Before he was a comedian, Ray Romano was just your average delivery man in New York City. Well, maybe not so average: some of his clients included Robert De Niro and Cher—the latter of whom came up to him years later and said, "That futon was a piece of crap.”
The actor and musician once earned a living making Christmas decorations. It kind of makes sense: all the glitter and bright colors he’s worn on tour may have taken their inspiration from this first gig.
The iconic rock star worked in a psychiatric hospital as a porter, similar to a custodian. His time there was not without incident—but you’ll have to read his biography for the juicy details.
Before acting in Academy Award-winning movies, Denzel Washington worked in a barber shop. Washington claims he got his first acting lessons from the shop’s owner. Why? "Because the best liars are in the barber shop,” the actor told Oprah Winfrey.
Before he reached his heartthrob status, Orlando Bloom worked at a shooting range. He was responsible for releasing the clay pigeons used as targets on the range.
The legendary Jimmy Stewart, star of "It’s a Wonderful Life,” held several jobs while still in high school, including painting lines on highways and laying bricks for local construction companies. He also worked as a magician’s assistant for two summers: his first exposure to show biz.
SNL alum and late night host Jimmy Fallon had a decidedly unglamorous first job. The actor and comedian said in an interview with the White House that he started out mopping the floors at a supermarket.
Bill Murray unsurprisingly had some odd jobs (emphasis on the odd) before striking it big. He described being semi-fired from a Chicago grocery store after a misunderstanding with a customer, but the store kept him on as a chestnut-roaster. Murray freely admits that "No one wants roasted chestnuts. I still don't know how to roast a chestnut."
Known for his roles in "Gladiator” and "A Beautiful Mind,” Russell Crowe was once Russ le Roq, a nightclub DJ pursuing a music career.
The "Glee” and "Crazy Rich Asians” actor got his start as a backup dancer for various pop acts including Beyonce, Jennifer Lopez, and Mariah Carey.
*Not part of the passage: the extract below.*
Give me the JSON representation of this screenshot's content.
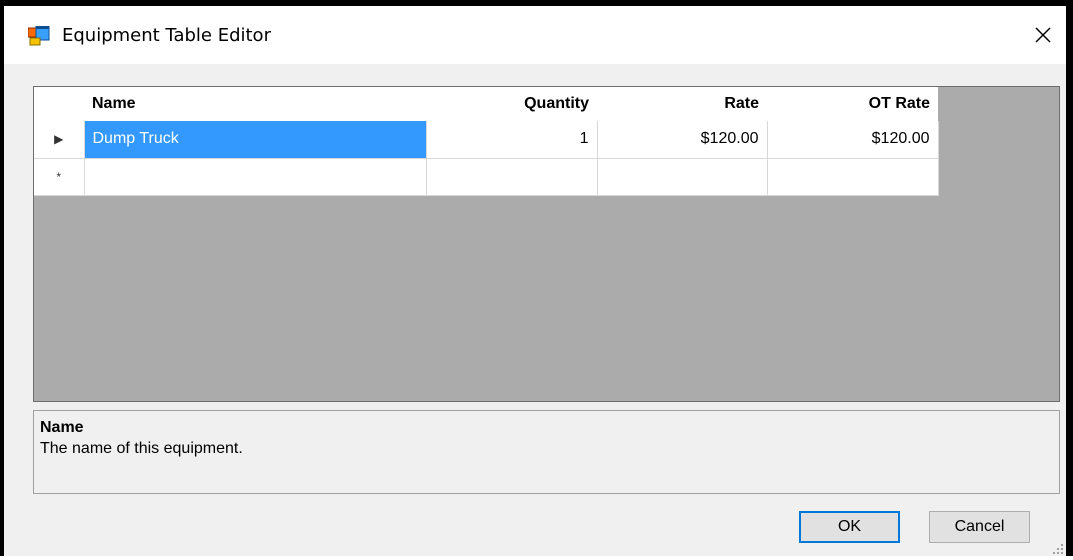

It makes sense, considering his "Glee” character, Mike Chang Jr., had aspirations of becoming a professional dancer.
Not every actor suffered to get to be where they are: Ryan Gosling had his first acting role as a child on "The Mickey Mouse Club” after attending an open audition, and ended up living with Justin Timberlake’s family during his time on the show. That’s show biz, kids!